## Aim of the exercise:
For the entries presented below, indicate the number of lines that include the word "rules", adding nothing else.

::::

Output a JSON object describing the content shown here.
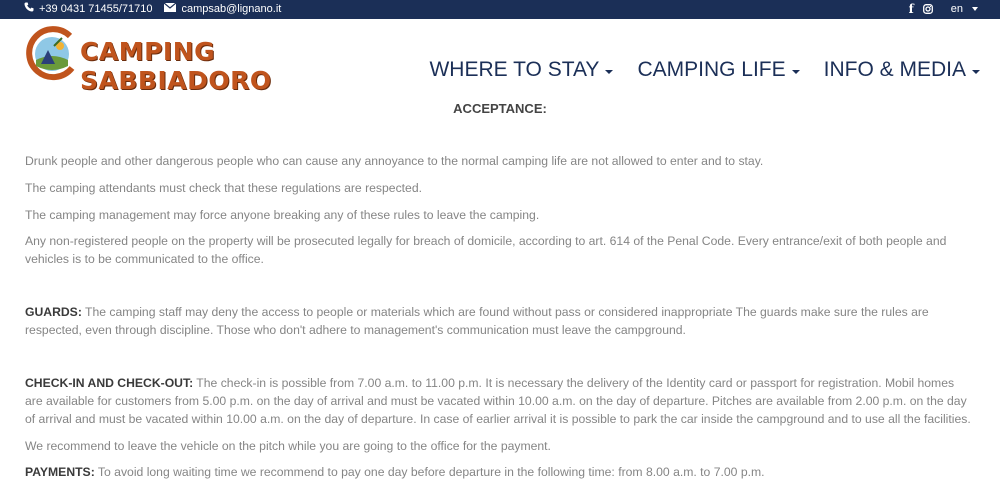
{
  "topbar": {
    "phone": "+39 0431 71455/71710",
    "email": "campsab@lignano.it",
    "icons": [
      "phone-icon",
      "envelope-icon",
      "facebook-icon",
      "instagram-icon"
    ],
    "language": "en"
  },
  "logo": {
    "text": "CAMPING SABBIADORO"
  },
  "nav": {
    "items": [
      {
        "label": "WHERE TO STAY"
      },
      {
        "label": "CAMPING LIFE"
      },
      {
        "label": "INFO & MEDIA"
      }
    ]
  },
  "page": {
    "heading": "ACCEPTANCE:",
    "p1": "Drunk people and other dangerous people who can cause any annoyance to the normal camping life are not allowed to enter and to stay.",
    "p2": "The camping attendants must check that these regulations are respected.",
    "p3": "The camping management may force anyone breaking any of these rules to leave the camping.",
    "p4": "Any non-registered people on the property will be prosecuted legally for breach of domicile, according to art. 614 of the Penal Code.  Every entrance/exit of both people and vehicles is to be communicated to the office.",
    "guards_label": "GUARDS:",
    "guards_text": " The camping staff may deny the access to people or materials which are found without pass or considered inappropriate The guards  make sure the rules are respected, even through discipline. Those who don't adhere to management's communication must leave the campground.",
    "checkin_label": "CHECK-IN AND CHECK-OUT:",
    "checkin_text": " The check-in is possible from 7.00 a.m. to 11.00 p.m. It is necessary the delivery of the Identity card or passport for registration. Mobil homes are available for customers from 5.00 p.m. on the day of arrival and must be vacated within 10.00 a.m. on the day of departure. Pitches are available from 2.00 p.m. on the  day of arrival and must be vacated within 10.00 a.m.  on the day of departure. In case of earlier arrival it is possible to park the car inside the campground and to use all the facilities.",
    "p7": "We recommend to leave the vehicle on the pitch while you are going to the office for the payment.",
    "payments_label": "PAYMENTS:",
    "payments_text": " To avoid long waiting time we recommend to pay one day before departure in the following time: from 8.00 a.m. to 7.00 p.m."
  }
}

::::

## Exercise solution:
2